By the way, this brings me to the one real downside of IBM guaranteeing full downward CGA monitor compatibility in EGA cards, namely the fact that support for custom 16-color palettes out of 64 possible colors would only be activated in 640x350 mode. Support for more than the standard 16-color palette required support for advanced signaling on both the card-side and the monitor-side, which would have broken compatibility with CGA monitors. Had IBM allowed 64-color support in 320x200 and 640x200 modes as well, even at the cost of sacrificing full downward compatibility with CGA monitors, I wonder how far EGA could have been pushed in many games. Especially later on, as EGA cards gained more video RAM, perhaps it would have been possible to support 64 colors at once (not just custom 16-color palettes out of 64 colors) at 320x200 or even 640x200 modes. I believe this would have closed the quality gap with VGA considerably. Perhaps even some innovative company would have eventually released a graphics card that would have been hardware-compatible with EGA monitors, yet software-compatible with 320x200 256-color VGA, by implementing dithering in hardware using a 64-color 640x200 graphics mode. We'll never know what the possibilities would have been. Well, except if someone were to make a variant of the VGA2EGA utility that would assume such a hypothetical 64-color 640x200 EGA-on-steroids mode. 😉
The program is available here (there's also a CGA version).
Thanks for sharing these links here. These should be fun to play with and the VGA2EGA viewer in particular should give a nice idea how well 256-color games could have been made to look in 640x200 16-color mode with dithering. The dithering algorithms have improved a lot since those days, so an even better emulation effect could be achieved these days using the same hardware, methinks.

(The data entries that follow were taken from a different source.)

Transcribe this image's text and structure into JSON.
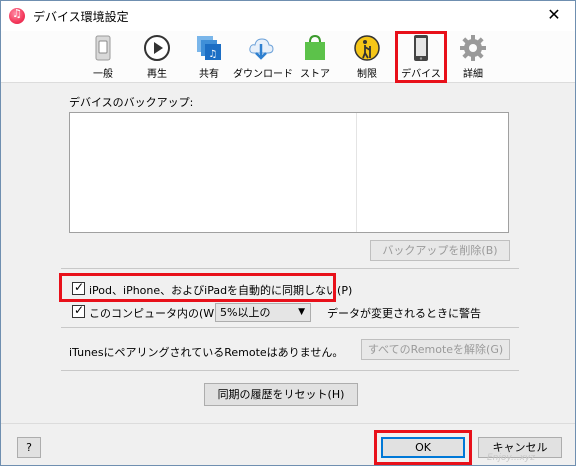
{
  "window": {
    "title": "デバイス環境設定",
    "close_glyph": "✕"
  },
  "toolbar": {
    "items": [
      {
        "label": "一般",
        "icon": "general-switch-icon"
      },
      {
        "label": "再生",
        "icon": "play-icon"
      },
      {
        "label": "共有",
        "icon": "sharing-icon"
      },
      {
        "label": "ダウンロード",
        "icon": "download-cloud-icon"
      },
      {
        "label": "ストア",
        "icon": "store-bag-icon"
      },
      {
        "label": "制限",
        "icon": "parental-restrictions-icon"
      },
      {
        "label": "デバイス",
        "icon": "device-iphone-icon",
        "selected": true
      },
      {
        "label": "詳細",
        "icon": "advanced-gear-icon"
      }
    ]
  },
  "backup": {
    "label": "デバイスのバックアップ:",
    "delete_button": "バックアップを削除(B)"
  },
  "sync": {
    "no_auto_sync_label": "iPod、iPhone、およびiPadを自動的に同期しない(P)",
    "no_auto_sync_checked": true,
    "warn_label_prefix": "このコンピュータ内の(W)",
    "warn_select_value": "5%以上の",
    "warn_label_suffix": "データが変更されるときに警告",
    "warn_checked": true
  },
  "remote": {
    "status_text": "iTunesにペアリングされているRemoteはありません。",
    "unpair_button": "すべてのRemoteを解除(G)"
  },
  "reset_sync_history_button": "同期の履歴をリセット(H)",
  "footer": {
    "help_button": "?",
    "ok_button": "OK",
    "cancel_button": "キャンセル",
    "watermark": "Enjoy...xyz"
  },
  "colors": {
    "highlight_red": "#e8101a",
    "ok_border": "#0078d7"
  }
}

I'm glad you enjoy discussing these obscure retro PC graphics hardware details as much as I do. 😉